accircuits2 - Complex Numbers and AC Circuits We pretend...

Info iconThis preview shows pages 1–2. Sign up to view the full content.

View Full Document Right Arrow Icon
Complex Numbers and AC Circuits We pretend that there is an (imaginary) number, i , which, multiplied by itself, equals &1: 1 i (1) A so-called complex number, z = x + iy , has both, a real part (Re( z ) = x ) and an imaginary part (Im( z ) = y ). The complex conjugate z * of z one obtains by flipping the sign of all terms with an i in them, i.e., z * = x & iy . Leonhard Euler (1707 & 1783) discovered the relation, which relates complex numbers to the (periodic) trigonometric functions (and which is the reason why we are doing what we are doing!): α sin cos + = i e i (2) Consider the voltage U(t) that appears somewhere in some AC circuit. This is a periodic function, so it makes sense to try to write this as t i e U t U ω = 0 ) ( (3) This is a complex number, but instead of specifying its real and imaginary parts, we specify its amplitude U 0 and its phase ω t . Here, ω is the angular frequency, which is related to the frequency f by ω = 2 π f . When we have any complex number
Background image of page 1

Info iconThis preview has intentionally blurred sections. Sign up to view the full version.

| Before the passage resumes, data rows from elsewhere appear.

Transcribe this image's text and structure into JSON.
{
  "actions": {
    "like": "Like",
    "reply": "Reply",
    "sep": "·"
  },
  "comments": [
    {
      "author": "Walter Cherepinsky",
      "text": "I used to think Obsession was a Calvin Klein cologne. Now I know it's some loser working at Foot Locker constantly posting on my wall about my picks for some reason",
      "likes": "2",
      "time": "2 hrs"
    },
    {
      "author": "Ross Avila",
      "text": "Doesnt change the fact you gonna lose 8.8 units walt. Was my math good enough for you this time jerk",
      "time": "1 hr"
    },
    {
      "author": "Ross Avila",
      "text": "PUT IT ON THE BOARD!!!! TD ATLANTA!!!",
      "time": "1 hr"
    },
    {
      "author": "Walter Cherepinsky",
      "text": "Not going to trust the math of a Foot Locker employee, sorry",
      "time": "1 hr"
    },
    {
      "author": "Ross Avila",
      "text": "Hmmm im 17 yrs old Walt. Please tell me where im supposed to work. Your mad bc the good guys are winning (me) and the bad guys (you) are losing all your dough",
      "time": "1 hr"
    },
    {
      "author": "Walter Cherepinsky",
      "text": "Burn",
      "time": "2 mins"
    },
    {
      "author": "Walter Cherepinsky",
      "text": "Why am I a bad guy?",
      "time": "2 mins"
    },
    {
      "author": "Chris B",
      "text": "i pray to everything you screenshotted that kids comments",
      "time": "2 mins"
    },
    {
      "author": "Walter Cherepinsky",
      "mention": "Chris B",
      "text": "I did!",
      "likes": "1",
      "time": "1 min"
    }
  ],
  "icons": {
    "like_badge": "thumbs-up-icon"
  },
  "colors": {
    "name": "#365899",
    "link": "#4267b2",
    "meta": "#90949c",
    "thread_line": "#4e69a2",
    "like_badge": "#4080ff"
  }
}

View Full DocumentRight Arrow Icon
Image of page 2
This is the end of the preview. Sign up to access the rest of the document.

Page1 / 2

accircuits2 - Complex Numbers and AC Circuits We pretend...

This preview shows document pages 1 - 2. Sign up to view the full document.

View Full Document Right Arrow Icon
Ask a homework question - tutors are online